As reported here last Friday, with the changes, reading and writing are being taught primarily in English.
The rain stopped in time for the welcoming ceremony and performances at Duwamish Waterway Park (7900 10th Ave. S.) in South Park, where you have until 9 tonight to see the Seattle debut of Lelavision‘s kinetic/musical sculpture Interspecies Communication, also seen at Black Rock City (aka the annual “Burning Man” festival in Nevada – video here).
The performance continues at Duwamish Waterway Park, where other flight sounds have since interrupted (jets) pic.twitter.com/YfqMkfxLxz
— West Seattle Blog (@westseattleblog) September 30, 2017
The welcoming featured Duwamish Tribe chair Cecile Hansen
Then those gathered at the park saw Vashon-based Lelavision‘s duo ascend the sculpture, and then descend to continue the event.
Participatory “human murmuration” was to follow, and then what Leah Mann promised would be a big dance party. We’re not sure what’ll be happening if you head over when you see this, but the sculpture itself is a sight to see. According to the Kickstarter page with which money was raised for the project, Lelavision hopes it will eventually find a permanent public home.
P.S. Thanks to Tom, who tipped us off to this!

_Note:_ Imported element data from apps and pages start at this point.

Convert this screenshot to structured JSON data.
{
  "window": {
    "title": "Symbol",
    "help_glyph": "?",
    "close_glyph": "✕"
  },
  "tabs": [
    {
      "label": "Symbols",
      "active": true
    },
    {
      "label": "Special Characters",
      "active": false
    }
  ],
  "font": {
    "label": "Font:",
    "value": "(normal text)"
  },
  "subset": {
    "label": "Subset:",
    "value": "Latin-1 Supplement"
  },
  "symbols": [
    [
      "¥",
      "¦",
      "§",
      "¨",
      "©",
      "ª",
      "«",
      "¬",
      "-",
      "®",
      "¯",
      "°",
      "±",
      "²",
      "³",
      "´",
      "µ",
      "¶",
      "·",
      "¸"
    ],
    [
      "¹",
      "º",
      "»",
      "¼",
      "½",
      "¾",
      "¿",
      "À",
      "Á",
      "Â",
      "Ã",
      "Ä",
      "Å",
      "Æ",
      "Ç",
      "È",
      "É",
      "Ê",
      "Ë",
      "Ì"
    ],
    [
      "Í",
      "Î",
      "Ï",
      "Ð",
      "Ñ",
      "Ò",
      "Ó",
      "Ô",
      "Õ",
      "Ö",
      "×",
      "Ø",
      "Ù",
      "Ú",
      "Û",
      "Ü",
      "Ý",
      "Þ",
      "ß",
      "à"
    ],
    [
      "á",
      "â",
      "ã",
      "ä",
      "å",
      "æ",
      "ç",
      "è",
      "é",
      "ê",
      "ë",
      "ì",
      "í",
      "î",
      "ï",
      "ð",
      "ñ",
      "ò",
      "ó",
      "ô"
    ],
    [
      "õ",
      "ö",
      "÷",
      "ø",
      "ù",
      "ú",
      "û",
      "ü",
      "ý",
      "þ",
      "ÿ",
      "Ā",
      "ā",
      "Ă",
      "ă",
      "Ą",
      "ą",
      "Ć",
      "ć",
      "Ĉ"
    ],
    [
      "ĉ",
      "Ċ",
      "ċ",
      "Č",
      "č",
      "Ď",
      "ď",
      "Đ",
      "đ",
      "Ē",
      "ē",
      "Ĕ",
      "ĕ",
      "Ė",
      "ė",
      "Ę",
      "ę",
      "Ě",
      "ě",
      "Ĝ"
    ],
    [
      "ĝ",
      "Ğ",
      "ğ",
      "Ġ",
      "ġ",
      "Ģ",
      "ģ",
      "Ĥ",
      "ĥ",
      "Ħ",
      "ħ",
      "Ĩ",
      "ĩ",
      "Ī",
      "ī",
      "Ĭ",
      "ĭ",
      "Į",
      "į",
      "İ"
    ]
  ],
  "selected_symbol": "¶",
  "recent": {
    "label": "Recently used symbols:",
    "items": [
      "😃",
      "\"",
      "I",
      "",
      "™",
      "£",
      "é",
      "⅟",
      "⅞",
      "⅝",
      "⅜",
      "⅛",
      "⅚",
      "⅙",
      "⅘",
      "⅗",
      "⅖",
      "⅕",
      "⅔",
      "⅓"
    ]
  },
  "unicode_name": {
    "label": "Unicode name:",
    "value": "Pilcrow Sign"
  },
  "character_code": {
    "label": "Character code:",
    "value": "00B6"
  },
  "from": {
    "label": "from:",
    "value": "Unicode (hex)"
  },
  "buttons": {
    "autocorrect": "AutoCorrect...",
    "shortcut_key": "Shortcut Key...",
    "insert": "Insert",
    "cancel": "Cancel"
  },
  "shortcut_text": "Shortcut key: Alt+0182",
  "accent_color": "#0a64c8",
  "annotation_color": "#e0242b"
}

We took that photo in the parking lot on the southwest corner of 17th and Roxbury at midday today after tips about a big law-enforcement presence – primarily Seattle PD, though the lot is south of the city/county line. Police at the scene told us they were arresting at least one suspect for whom they had a warrant. Now, the details are in via SPD Blotter:
Seattle Police and King County Sheriff’s deputies arrested two men at a gang member’s funeral in White Center on Wednesday as part of an ongoing anti-violence emphasis effort in the Southwest Precinct.
Police and deputies were on hand at the funeral Wednesday following a shooting one night earlier outside a home on 12th Avenue and Donovan Street in South Park.
On Tuesday, associates of the deceased gang member had gathered at a home near 12th Avenue and Donovan Street for a viewing.
During the event, several attendees were targeted in a shooting outside the home, leaving a 20-year-old man with serious gunshot injuries.
In an effort to prevent any further violence, SPD officers and King County Sheriff’s Deputies maintained a presence outside the funeral in White Center on Wednesday. Following the services, officers recognized one man, who had a warrant for unlawful possession of a firearm and a department of corrections violation.
Deputies also arrested a second man, a convicted felon, who was found in possession of a pistol.
Detectives continue to investigate Tuesday’s shooting, and patrol officers are conducting emphasis patrols in the area.